[Data records for software interfaces]
Start of Block

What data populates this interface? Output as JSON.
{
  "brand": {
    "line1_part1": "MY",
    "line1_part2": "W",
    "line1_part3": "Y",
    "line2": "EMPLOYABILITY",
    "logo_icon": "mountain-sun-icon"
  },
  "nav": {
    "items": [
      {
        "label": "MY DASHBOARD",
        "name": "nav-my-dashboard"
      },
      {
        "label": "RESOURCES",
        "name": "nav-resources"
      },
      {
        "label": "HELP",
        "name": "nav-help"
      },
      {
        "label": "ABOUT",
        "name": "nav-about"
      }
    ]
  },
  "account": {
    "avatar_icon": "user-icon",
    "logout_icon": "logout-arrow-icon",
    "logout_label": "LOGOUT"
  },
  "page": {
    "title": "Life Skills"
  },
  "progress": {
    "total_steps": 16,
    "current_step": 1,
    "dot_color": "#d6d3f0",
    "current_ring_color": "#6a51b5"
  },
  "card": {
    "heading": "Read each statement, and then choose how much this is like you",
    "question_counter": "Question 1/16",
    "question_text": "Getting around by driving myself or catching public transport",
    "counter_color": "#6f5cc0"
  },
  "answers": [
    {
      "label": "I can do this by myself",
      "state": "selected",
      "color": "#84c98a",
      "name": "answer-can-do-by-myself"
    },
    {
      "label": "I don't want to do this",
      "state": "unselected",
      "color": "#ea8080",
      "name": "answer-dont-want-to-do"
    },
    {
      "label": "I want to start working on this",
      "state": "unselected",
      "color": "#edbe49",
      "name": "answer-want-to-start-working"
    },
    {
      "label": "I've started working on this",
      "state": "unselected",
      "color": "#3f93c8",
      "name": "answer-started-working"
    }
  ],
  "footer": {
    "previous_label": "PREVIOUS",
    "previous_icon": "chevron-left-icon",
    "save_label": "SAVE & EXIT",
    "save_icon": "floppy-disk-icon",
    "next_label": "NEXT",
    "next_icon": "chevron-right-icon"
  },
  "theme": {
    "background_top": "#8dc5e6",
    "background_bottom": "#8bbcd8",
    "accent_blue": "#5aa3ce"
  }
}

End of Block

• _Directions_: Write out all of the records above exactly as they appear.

• _Output_:
What data populates this interface? Output as JSON.
{
  "brand": {
    "line1_part1": "MY",
    "line1_part2": "W",
    "line1_part3": "Y",
    "line2": "EMPLOYABILITY",
    "logo_icon": "mountain-sun-icon"
  },
  "nav": {
    "items": [
      {
        "label": "MY DASHBOARD",
        "name": "nav-my-dashboard"
      },
      {
        "label": "RESOURCES",
        "name": "nav-resources"
      },
      {
        "label": "HELP",
        "name": "nav-help"
      },
      {
        "label": "ABOUT",
        "name": "nav-about"
      }
    ]
  },
  "account": {
    "avatar_icon": "user-icon",
    "logout_icon": "logout-arrow-icon",
    "logout_label": "LOGOUT"
  },
  "page": {
    "title": "Life Skills"
  },
  "progress": {
    "total_steps": 16,
    "current_step": 1,
    "dot_color": "#d6d3f0",
    "current_ring_color": "#6a51b5"
  },
  "card": {
    "heading": "Read each statement, and then choose how much this is like you",
    "question_counter": "Question 1/16",
    "question_text": "Getting around by driving myself or catching public transport",
    "counter_color": "#6f5cc0"
  },
  "answers": [
    {
      "label": "I can do this by myself",
      "state": "selected",
      "color": "#84c98a",
      "name": "answer-can-do-by-myself"
    },
    {
      "label": "I don't want to do this",
      "state": "unselected",
      "color": "#ea8080",
      "name": "answer-dont-want-to-do"
    },
    {
      "label": "I want to start working on this",
      "state": "unselected",
      "color": "#edbe49",
      "name": "answer-want-to-start-working"
    },
    {
      "label": "I've started working on this",
      "state": "unselected",
      "color": "#3f93c8",
      "name": "answer-started-working"
    }
  ],
  "footer": {
    "previous_label": "PREVIOUS",
    "previous_icon": "chevron-left-icon",
    "save_label": "SAVE & EXIT",
    "save_icon": "floppy-disk-icon",
    "next_label": "NEXT",
    "next_icon": "chevron-right-icon"
  },
  "theme": {
    "background_top": "#8dc5e6",
    "background_bottom": "#8bbcd8",
    "accent_blue": "#5aa3ce"
  }
}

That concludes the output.